Task directions >>
Every line of the data below must be output exactly, with images left out.

Input records >>
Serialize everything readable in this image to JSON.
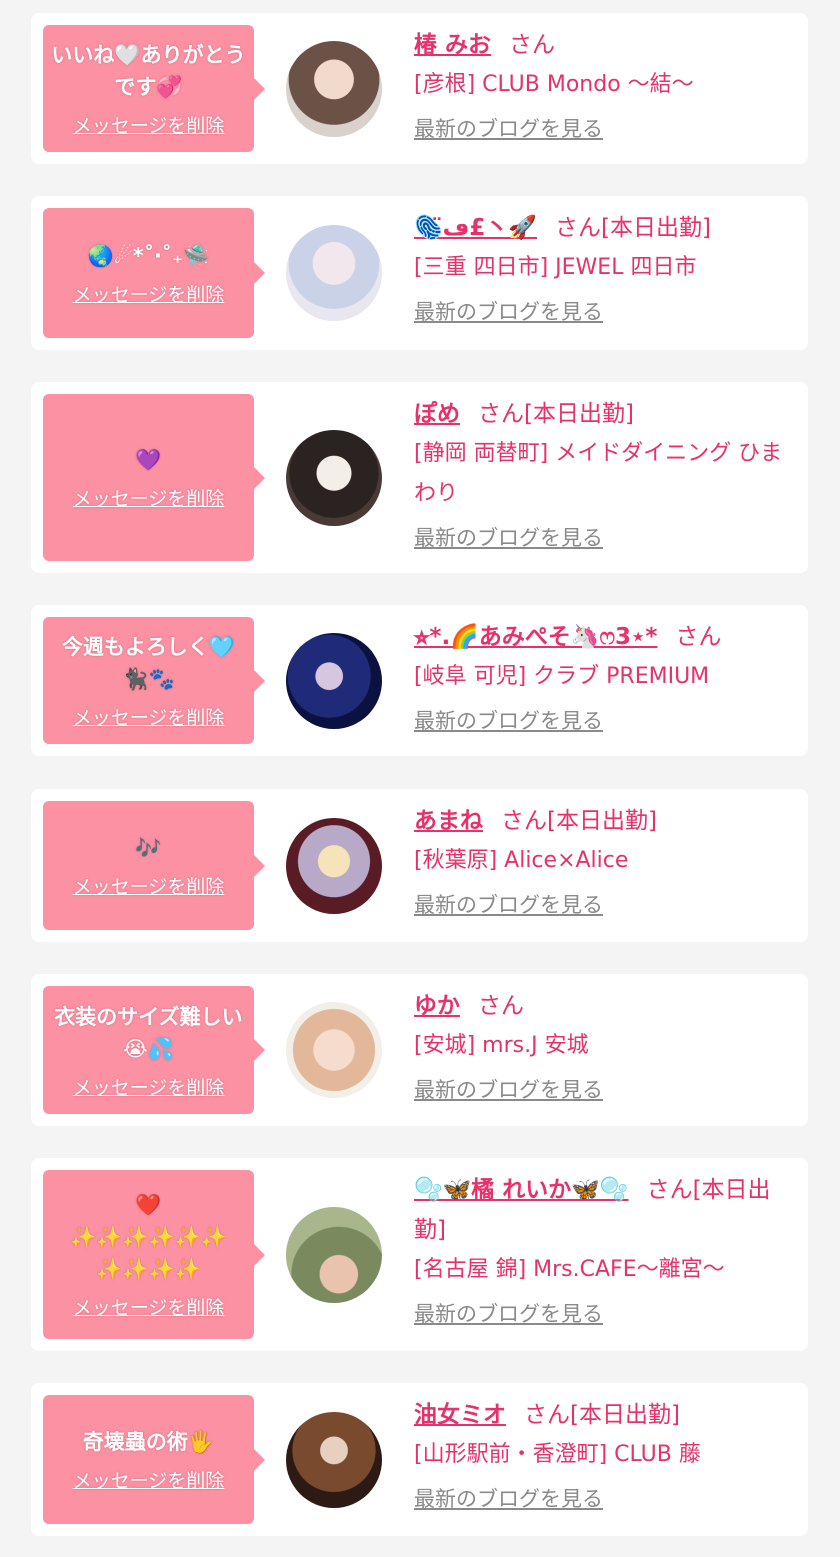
{
  "colors": {
    "page_bg": "#f4f4f4",
    "card_bg": "#ffffff",
    "bubble_bg": "#fb91a3",
    "accent_pink": "#e6316a",
    "link_gray": "#8a8a8a"
  },
  "common": {
    "delete_label": "メッセージを削除",
    "blog_label": "最新のブログを見る"
  },
  "items": [
    {
      "message": "いいね🤍ありがとうです💞",
      "name": "椿 みお",
      "suffix": "さん",
      "shop": "[彦根] CLUB Mondo 〜結〜"
    },
    {
      "message": "🌏☄︎*˚‧˚₊🛸",
      "name": "🫆ڡ̈£丶🚀",
      "suffix": "さん[本日出勤]",
      "shop": "[三重 四日市] JEWEL 四日市"
    },
    {
      "message": "💜",
      "name": "ぽめ",
      "suffix": "さん[本日出勤]",
      "shop": "[静岡 両替町] メイドダイニング ひまわり"
    },
    {
      "message": "今週もよろしく🩵\n🐈‍⬛🐾",
      "name": "⭐︎*.🌈あみぺそ🦄ෆ3⋆*",
      "suffix": "さん",
      "shop": "[岐阜 可児] クラブ PREMIUM"
    },
    {
      "message": "🎶",
      "name": "あまね",
      "suffix": "さん[本日出勤]",
      "shop": "[秋葉原] Alice×Alice"
    },
    {
      "message": "衣装のサイズ難しい😭💦",
      "name": "ゆか",
      "suffix": "さん",
      "shop": "[安城] mrs.J 安城"
    },
    {
      "message": "❤️\n✨✨✨✨✨✨\n✨✨✨✨",
      "name": "🫧🦋橘 れいか🦋🫧",
      "suffix": "さん[本日出勤]",
      "shop": "[名古屋 錦] Mrs.CAFE〜離宮〜"
    },
    {
      "message": "奇壊蟲の術🖐",
      "name": "油女ミオ",
      "suffix": "さん[本日出勤]",
      "shop": "[山形駅前・香澄町] CLUB 藤"
    }
  ]
}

Exercise result >>
Serialize everything readable in this image to JSON.
{
  "colors": {
    "page_bg": "#f4f4f4",
    "card_bg": "#ffffff",
    "bubble_bg": "#fb91a3",
    "accent_pink": "#e6316a",
    "link_gray": "#8a8a8a"
  },
  "common": {
    "delete_label": "メッセージを削除",
    "blog_label": "最新のブログを見る"
  },
  "items": [
    {
      "message": "いいね🤍ありがとうです💞",
      "name": "椿 みお",
      "suffix": "さん",
      "shop": "[彦根] CLUB Mondo 〜結〜"
    },
    {
      "message": "🌏☄︎*˚‧˚₊🛸",
      "name": "🫆ڡ̈£丶🚀",
      "suffix": "さん[本日出勤]",
      "shop": "[三重 四日市] JEWEL 四日市"
    },
    {
      "message": "💜",
      "name": "ぽめ",
      "suffix": "さん[本日出勤]",
      "shop": "[静岡 両替町] メイドダイニング ひまわり"
    },
    {
      "message": "今週もよろしく🩵\n🐈‍⬛🐾",
      "name": "⭐︎*.🌈あみぺそ🦄ෆ3⋆*",
      "suffix": "さん",
      "shop": "[岐阜 可児] クラブ PREMIUM"
    },
    {
      "message": "🎶",
      "name": "あまね",
      "suffix": "さん[本日出勤]",
      "shop": "[秋葉原] Alice×Alice"
    },
    {
      "message": "衣装のサイズ難しい😭💦",
      "name": "ゆか",
      "suffix": "さん",
      "shop": "[安城] mrs.J 安城"
    },
    {
      "message": "❤️\n✨✨✨✨✨✨\n✨✨✨✨",
      "name": "🫧🦋橘 れいか🦋🫧",
      "suffix": "さん[本日出勤]",
      "shop": "[名古屋 錦] Mrs.CAFE〜離宮〜"
    },
    {
      "message": "奇壊蟲の術🖐",
      "name": "油女ミオ",
      "suffix": "さん[本日出勤]",
      "shop": "[山形駅前・香澄町] CLUB 藤"
    }
  ]
}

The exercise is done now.